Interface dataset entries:
■ ■ ■

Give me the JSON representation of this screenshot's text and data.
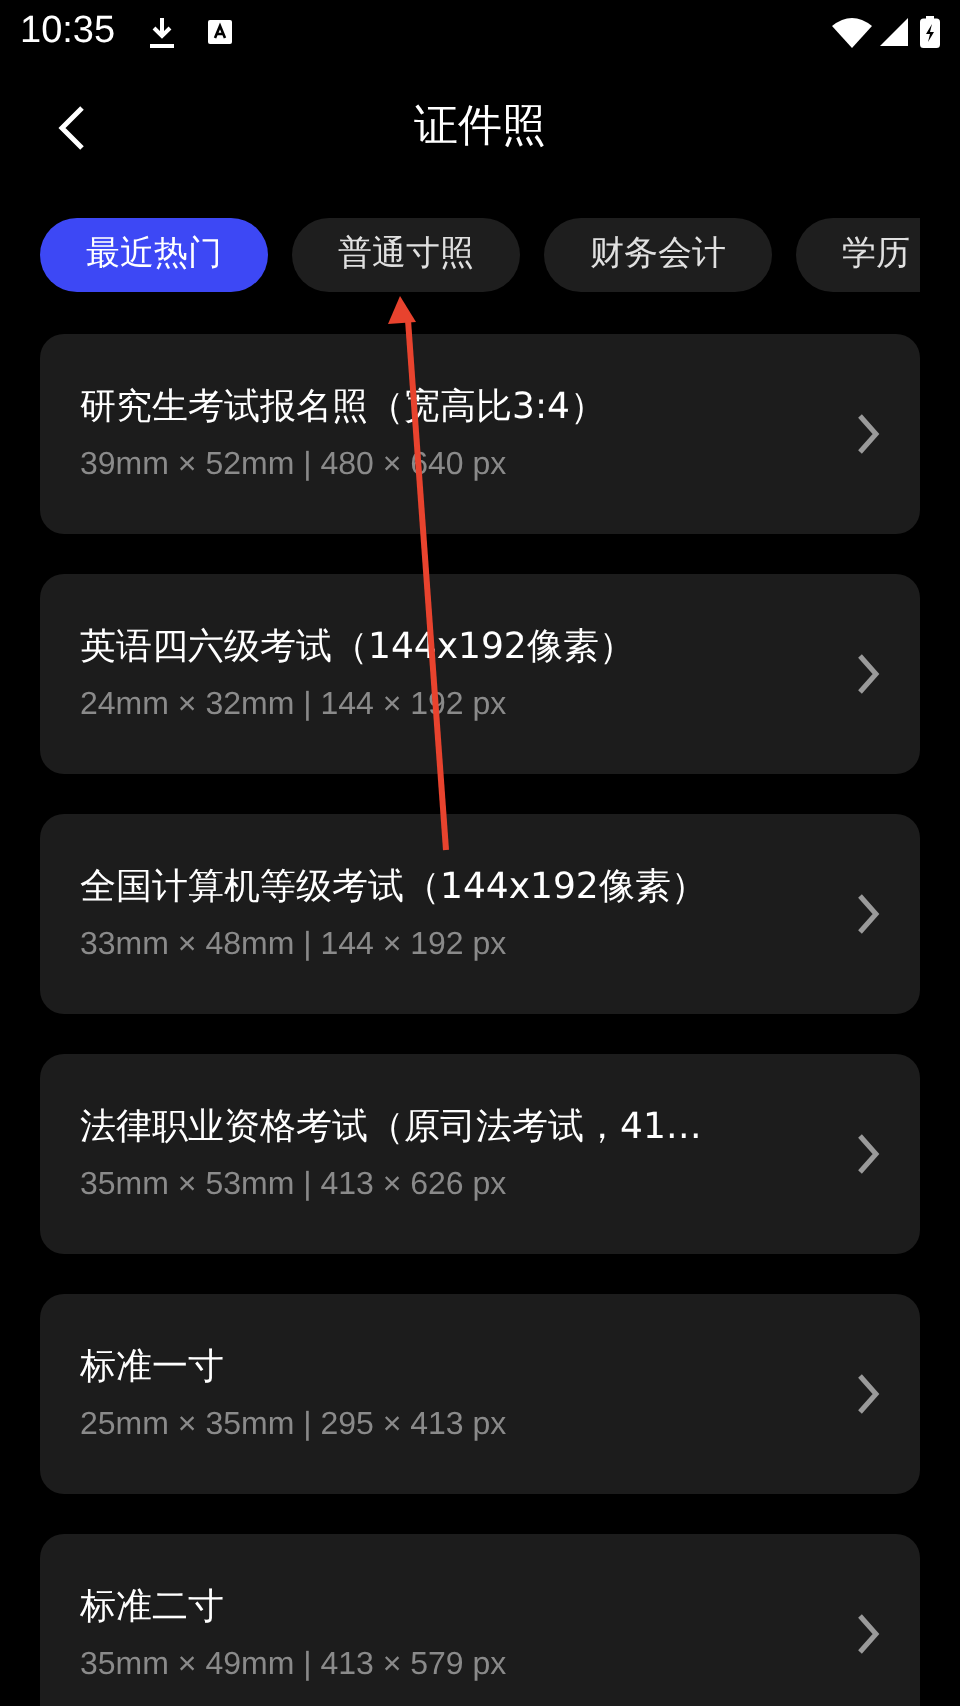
{
  "status_bar": {
    "time": "10:35"
  },
  "header": {
    "title": "证件照"
  },
  "tabs": [
    {
      "label": "最近热门",
      "selected": true
    },
    {
      "label": "普通寸照",
      "selected": false
    },
    {
      "label": "财务会计",
      "selected": false
    },
    {
      "label": "学历",
      "selected": false
    }
  ],
  "items": [
    {
      "title": "研究生考试报名照（宽高比3:4）",
      "size": "39mm × 52mm | 480 × 640 px"
    },
    {
      "title": "英语四六级考试（144x192像素）",
      "size": "24mm × 32mm | 144 × 192 px"
    },
    {
      "title": "全国计算机等级考试（144x192像素）",
      "size": "33mm × 48mm | 144 × 192 px"
    },
    {
      "title": "法律职业资格考试（原司法考试，41…",
      "size": "35mm × 53mm | 413 × 626 px"
    },
    {
      "title": "标准一寸",
      "size": "25mm × 35mm | 295 × 413 px"
    },
    {
      "title": "标准二寸",
      "size": "35mm × 49mm | 413 × 579 px"
    }
  ]
}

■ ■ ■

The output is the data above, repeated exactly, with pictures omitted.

Exercise response:
Give me the JSON representation of this screenshot's text and data.
{
  "status_bar": {
    "time": "10:35"
  },
  "header": {
    "title": "证件照"
  },
  "tabs": [
    {
      "label": "最近热门",
      "selected": true
    },
    {
      "label": "普通寸照",
      "selected": false
    },
    {
      "label": "财务会计",
      "selected": false
    },
    {
      "label": "学历",
      "selected": false
    }
  ],
  "items": [
    {
      "title": "研究生考试报名照（宽高比3:4）",
      "size": "39mm × 52mm | 480 × 640 px"
    },
    {
      "title": "英语四六级考试（144x192像素）",
      "size": "24mm × 32mm | 144 × 192 px"
    },
    {
      "title": "全国计算机等级考试（144x192像素）",
      "size": "33mm × 48mm | 144 × 192 px"
    },
    {
      "title": "法律职业资格考试（原司法考试，41…",
      "size": "35mm × 53mm | 413 × 626 px"
    },
    {
      "title": "标准一寸",
      "size": "25mm × 35mm | 295 × 413 px"
    },
    {
      "title": "标准二寸",
      "size": "35mm × 49mm | 413 × 579 px"
    }
  ]
}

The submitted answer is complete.